scenic picture from Washington state
SubjectsGovernance › City and Town Classification Overview
Updated 02/2013

City and Town Classification Overview

Municipal governments in Washington are classified according to their population at the time of organization (usually incorporation) or reorganization. Currently there are 281 cities and towns in Washington, comprised of 10 first class cities, 9 second class cities, 70 towns, 191 code cities (190 noncharter code cities and 1 [Kelso] charter code city), and one unclassified city (Waitsburg operates under a territorial charter).

First Class

A first class city is a city with a population of 10,000 or more at the time of organization or reorganization that has adopted a charter. RCW 35.01.010.

Second Class

A second class city is a city with a population over 1,500 at the time of organization or reorganization that does not have a charter and does not operate as a code city under the optional municipal code.

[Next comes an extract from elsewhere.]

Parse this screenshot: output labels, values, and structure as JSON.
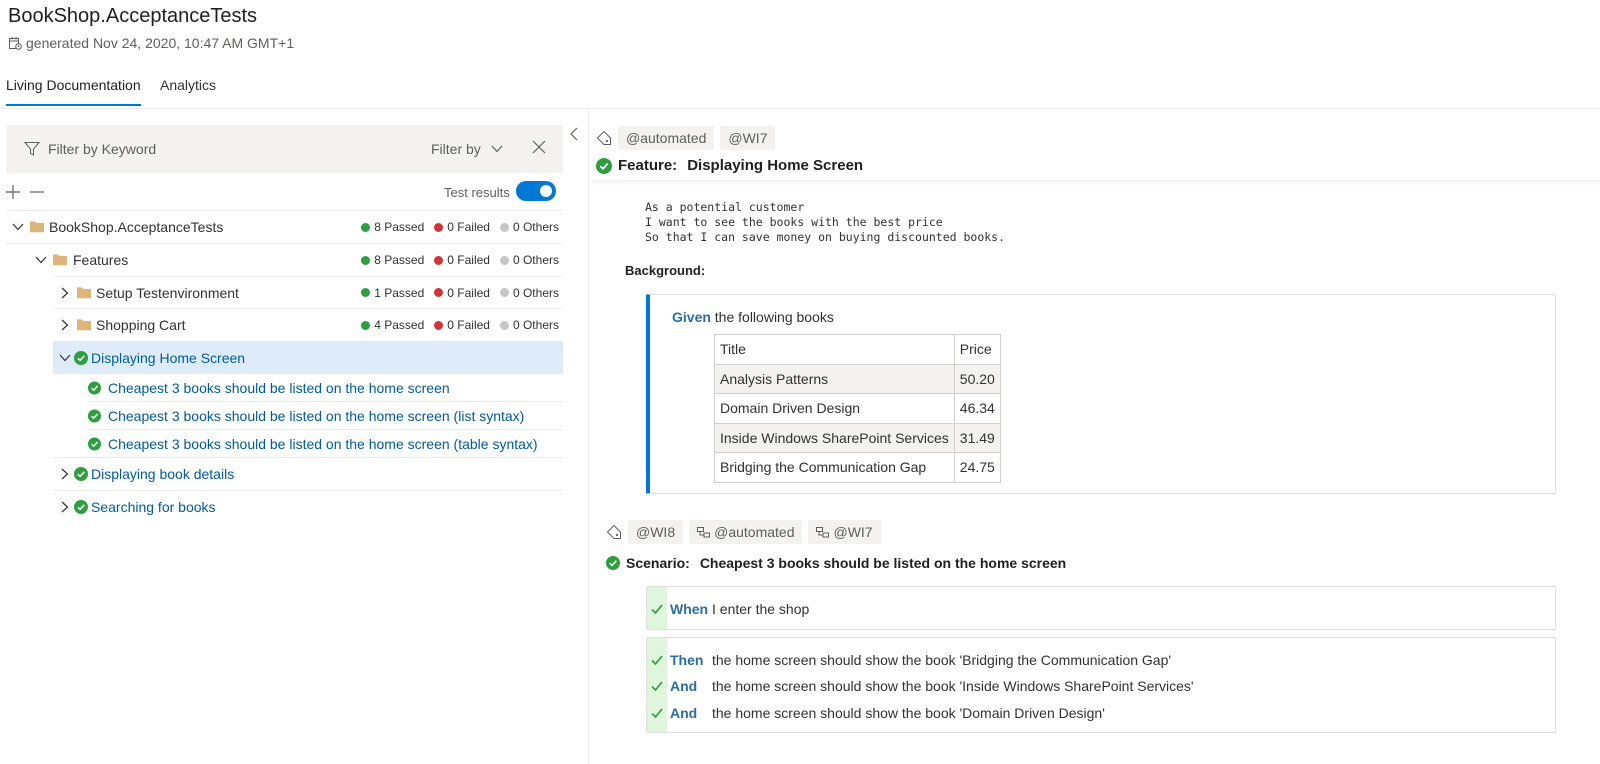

RCW 35.01.020.

Town

A town has a population of less than 1,500 at the time of its organization and does not operate under the optional municipal code. RCW 35.01.040. As a result of some 1994 statutory amendments, the threshold population required to incorporate as a city is now 1,500, up from 300. RCW 35.02.010. Since a new city cannot be formed unless it has 1,500 inhabitants, no areas may now incorporate to form a new town.

Optional Municipal Code

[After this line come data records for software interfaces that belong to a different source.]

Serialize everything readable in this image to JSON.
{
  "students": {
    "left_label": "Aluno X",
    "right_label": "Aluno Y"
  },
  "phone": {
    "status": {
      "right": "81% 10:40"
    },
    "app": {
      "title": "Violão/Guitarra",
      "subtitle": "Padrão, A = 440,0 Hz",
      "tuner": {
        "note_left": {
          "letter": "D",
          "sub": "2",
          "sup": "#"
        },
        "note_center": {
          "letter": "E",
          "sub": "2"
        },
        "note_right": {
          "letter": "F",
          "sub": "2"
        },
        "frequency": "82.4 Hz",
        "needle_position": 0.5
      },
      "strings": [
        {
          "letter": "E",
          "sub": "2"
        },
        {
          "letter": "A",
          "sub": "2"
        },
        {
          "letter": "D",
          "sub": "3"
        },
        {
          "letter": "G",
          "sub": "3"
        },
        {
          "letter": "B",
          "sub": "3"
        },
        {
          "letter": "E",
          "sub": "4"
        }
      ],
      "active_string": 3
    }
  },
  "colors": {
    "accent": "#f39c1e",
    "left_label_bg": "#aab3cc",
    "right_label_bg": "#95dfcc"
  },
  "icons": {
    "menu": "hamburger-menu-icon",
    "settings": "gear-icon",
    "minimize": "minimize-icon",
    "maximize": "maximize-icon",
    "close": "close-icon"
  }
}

Created in 1967, the Optional Municipal Code (Title 35A RCW) provides an alternative to the basic statutory classification system of municipal government. It was designed to provide broad statutory home rule authority in matters of local concern. Any unincorporated area having a population of at least 1,500 may incorporate as an optional muncipal code or "code city," and any city or town may reorganize as a code city. Optional municipal code cities with populations over 10,000 may also adopt a charter.

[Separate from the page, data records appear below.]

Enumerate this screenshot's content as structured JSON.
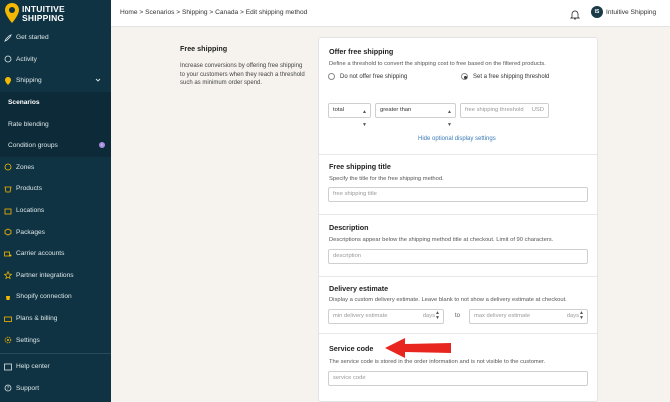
{
  "brand": {
    "line1": "INTUITIVE",
    "line2": "SHIPPING"
  },
  "sidebar": {
    "items": [
      {
        "label": "Get started",
        "icon": "rocket-icon"
      },
      {
        "label": "Activity",
        "icon": "activity-icon"
      },
      {
        "label": "Shipping",
        "icon": "shipping-icon"
      },
      {
        "label": "Scenarios"
      },
      {
        "label": "Rate blending"
      },
      {
        "label": "Condition groups",
        "badge": "i"
      },
      {
        "label": "Zones",
        "icon": "zones-icon"
      },
      {
        "label": "Products",
        "icon": "products-icon"
      },
      {
        "label": "Locations",
        "icon": "locations-icon"
      },
      {
        "label": "Packages",
        "icon": "packages-icon"
      },
      {
        "label": "Carrier accounts",
        "icon": "carrier-icon"
      },
      {
        "label": "Partner integrations",
        "icon": "partner-icon"
      },
      {
        "label": "Shopify connection",
        "icon": "shopify-icon"
      },
      {
        "label": "Plans & billing",
        "icon": "billing-icon"
      },
      {
        "label": "Settings",
        "icon": "gear-icon"
      },
      {
        "label": "Help center",
        "icon": "help-icon"
      },
      {
        "label": "Support",
        "icon": "support-icon"
      }
    ]
  },
  "topbar": {
    "breadcrumb": "Home > Scenarios > Shipping > Canada > Edit shipping method",
    "avatar": "IS",
    "shop_name": "Intuitive Shipping"
  },
  "intro": {
    "title": "Free shipping",
    "text": "Increase conversions by offering free shipping to your customers when they reach a threshold such as minimum order spend."
  },
  "offer": {
    "title": "Offer free shipping",
    "desc": "Define a threshold to convert the shipping cost to free based on the filtered products.",
    "radio_off": "Do not offer free shipping",
    "radio_on": "Set a free shipping threshold",
    "select_a": "total",
    "select_b": "greater than",
    "threshold_placeholder": "free shipping threshold",
    "threshold_unit": "USD",
    "link": "Hide optional display settings"
  },
  "title_sec": {
    "title": "Free shipping title",
    "desc": "Specify the title for the free shipping method.",
    "placeholder": "free shipping title"
  },
  "description_sec": {
    "title": "Description",
    "desc": "Descriptions appear below the shipping method title at checkout. Limit of 90 characters.",
    "placeholder": "description"
  },
  "delivery": {
    "title": "Delivery estimate",
    "desc": "Display a custom delivery estimate. Leave blank to not show a delivery estimate at checkout.",
    "min_placeholder": "min delivery estimate",
    "max_placeholder": "max delivery estimate",
    "unit": "days",
    "to": "to"
  },
  "service": {
    "title": "Service code",
    "desc": "The service code is stored in the order information and is not visible to the customer.",
    "placeholder": "service code"
  },
  "colors": {
    "sidebar": "#0f3343",
    "accent": "#f5b800",
    "arrow": "#e8261f",
    "link": "#3c7bb8"
  }
}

Need more information?

Feel free to Ask MRSC. Washington cities, counties, and our contract partners can call or email MRSC for more information and advice - free of charge.